We're in the middle of Cuaresma, Ladies and Gentlemen. That's right, the seven weeks of Lent are upon us--well, upon the unlapsed Catholics among us anyway.
In case you're unclear, Lent is the 40 day period of abstinence and fasting between Ash Wednesday and Easter Sunday. The modern rules of Lent require fasting on Ash Wednesday (Miercoles de Ceniza) and Good Friday (Viernes Santo) and abstinence from meat on all other Lenten Fridays--that traditionally includes eggs and milk, but not fish. Apparently, that's the reason Fillet of Fish sales spike in North America before Easter.
Why doesn't fish fall within the meat prohibition? Some say it's the shedding of animal blood during Lent that's really the issue and, in particular, the blood of warm blooded animals, which tends to arouse the passions; that's not so much of a problem with fish apparently, which are as cold blooded as they come. Others think that meat was prohibited during Lent because it was historically a sign of wealth and power and its removal from the diet was a true deprivation; again, not historically the case with fish.

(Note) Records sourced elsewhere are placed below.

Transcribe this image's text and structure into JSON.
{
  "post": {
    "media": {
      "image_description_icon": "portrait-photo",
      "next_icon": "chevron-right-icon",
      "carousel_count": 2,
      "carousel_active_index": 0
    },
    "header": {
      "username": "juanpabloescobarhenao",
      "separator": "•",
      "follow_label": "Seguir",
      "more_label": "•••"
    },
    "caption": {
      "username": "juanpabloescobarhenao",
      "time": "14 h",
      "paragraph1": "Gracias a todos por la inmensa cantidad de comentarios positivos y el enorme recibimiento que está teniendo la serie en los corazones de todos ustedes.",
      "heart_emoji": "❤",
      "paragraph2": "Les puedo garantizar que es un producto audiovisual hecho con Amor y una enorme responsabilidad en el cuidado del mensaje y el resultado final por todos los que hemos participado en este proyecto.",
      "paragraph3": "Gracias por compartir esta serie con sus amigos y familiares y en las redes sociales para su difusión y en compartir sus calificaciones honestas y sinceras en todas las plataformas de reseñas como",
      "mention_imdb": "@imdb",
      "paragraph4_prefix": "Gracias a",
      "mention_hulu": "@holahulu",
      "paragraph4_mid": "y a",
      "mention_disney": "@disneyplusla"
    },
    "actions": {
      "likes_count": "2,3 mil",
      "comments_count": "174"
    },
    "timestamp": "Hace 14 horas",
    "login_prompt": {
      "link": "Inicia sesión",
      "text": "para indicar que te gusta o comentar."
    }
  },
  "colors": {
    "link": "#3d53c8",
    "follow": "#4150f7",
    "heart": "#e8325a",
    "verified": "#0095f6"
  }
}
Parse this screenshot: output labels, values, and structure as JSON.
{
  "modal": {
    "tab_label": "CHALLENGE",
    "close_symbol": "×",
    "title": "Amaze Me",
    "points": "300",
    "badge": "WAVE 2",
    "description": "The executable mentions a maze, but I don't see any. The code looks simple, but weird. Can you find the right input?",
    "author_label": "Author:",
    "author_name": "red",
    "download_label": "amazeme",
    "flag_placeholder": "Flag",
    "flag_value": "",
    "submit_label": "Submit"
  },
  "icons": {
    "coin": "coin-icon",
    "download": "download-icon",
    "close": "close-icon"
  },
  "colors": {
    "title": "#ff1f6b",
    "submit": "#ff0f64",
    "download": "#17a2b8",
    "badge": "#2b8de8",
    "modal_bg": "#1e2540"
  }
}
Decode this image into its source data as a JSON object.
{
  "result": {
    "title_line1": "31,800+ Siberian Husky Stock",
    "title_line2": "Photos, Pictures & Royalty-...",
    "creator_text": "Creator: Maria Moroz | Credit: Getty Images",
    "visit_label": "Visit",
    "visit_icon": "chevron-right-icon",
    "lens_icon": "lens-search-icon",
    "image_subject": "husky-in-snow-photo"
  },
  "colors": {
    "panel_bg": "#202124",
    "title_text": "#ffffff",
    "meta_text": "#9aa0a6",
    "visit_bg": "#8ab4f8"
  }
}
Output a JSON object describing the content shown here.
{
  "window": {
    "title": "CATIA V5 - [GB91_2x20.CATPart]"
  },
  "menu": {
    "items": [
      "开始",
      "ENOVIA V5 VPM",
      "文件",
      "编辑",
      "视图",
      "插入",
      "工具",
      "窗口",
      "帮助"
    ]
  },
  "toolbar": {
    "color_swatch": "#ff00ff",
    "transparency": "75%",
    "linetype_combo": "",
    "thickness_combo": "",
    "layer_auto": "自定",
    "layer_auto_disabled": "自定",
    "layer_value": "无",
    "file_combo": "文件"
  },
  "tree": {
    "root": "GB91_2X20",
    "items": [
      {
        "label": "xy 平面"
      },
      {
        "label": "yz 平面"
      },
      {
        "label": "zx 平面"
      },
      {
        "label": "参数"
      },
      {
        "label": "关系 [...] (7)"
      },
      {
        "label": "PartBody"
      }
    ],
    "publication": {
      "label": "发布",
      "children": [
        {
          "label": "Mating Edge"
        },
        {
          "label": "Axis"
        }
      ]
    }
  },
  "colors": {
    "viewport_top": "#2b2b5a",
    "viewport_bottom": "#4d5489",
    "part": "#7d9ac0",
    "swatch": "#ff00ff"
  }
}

Sardines, salt cod, herring and eel are typical of Cuaresma. So are stews of chickpeas and beans. The staples of fast food cuisine--bread (flour), water and oil--are also commonly used in Spanish Lenten cooking because they are viewed as "poco nutritivo" and therefore in keeping with the tradition of abstinence.
That brings us to the ushering in of Cuaresma on Ash Wednesday, which occurred in Barcelona with the Entierro de la Sardina (the Burial of the Sardine). I guess if you're going to bury something, a sardine is as good as anything else.
The burial, I must divulge, was not as much a burial as a cremation, which this year took place before a couple of hundred spectators in Parc Clot, where I dutifully took myself a few weeks ago.
As legend has it, the tradition of the burial of the sardine goes back to the 19th century when Carlos III allegedly ordered the burial of a shipload of spoiled sardines on the eve of Lent. The burial acted out today recalls this event and symbolizes the letting go of all vices in anticipation of the traditional religious period of spiritual cleansing.
In modern day Barcelona, the burial is accompanied by a parade celebrating the end of Carnaval and the beginning of Cuaresma. La Hijastra de Cuaresma (the stepdaughter of Lent, pictured above), an emaciated hag whose seven legs symbolize the seven weeks of Lent, carries with her seven sardines reminding spectators of the Lenten diet. In case that doesn't bring the message home, the seven stooges that accompany her menace innocent bystanders with raw sardines. (A related aspect of Spanish Lenten tradition, by the way, is the hanging of a cardboard Hijastra de Cuaresma in the kitchen and the cutting off of one of her seven legs on each Sunday of Lent to mark the passing of the time of deprivation.)
La Hijastra de Cuaresma and her seven companions vanquish the seven days of Carnaval and send the Carnaval king (King Carnestoltes) off to be buried along with the sardine following the reading of Carnestoltes' will by his weeping widow. This is all very dramatic and really gets the crowd going, as does the samba over to the sardine's funeral pyre.
The whole spectacle is finished off with a sardinada (a sardine grill up), for which eager Barcelonites line up for hours. This isn't as much an indicator of popularity as it is a side effect of the 2 hour tardy start of the sardine cremation; así es la vida en España, Cuaresma or no Cuaresma.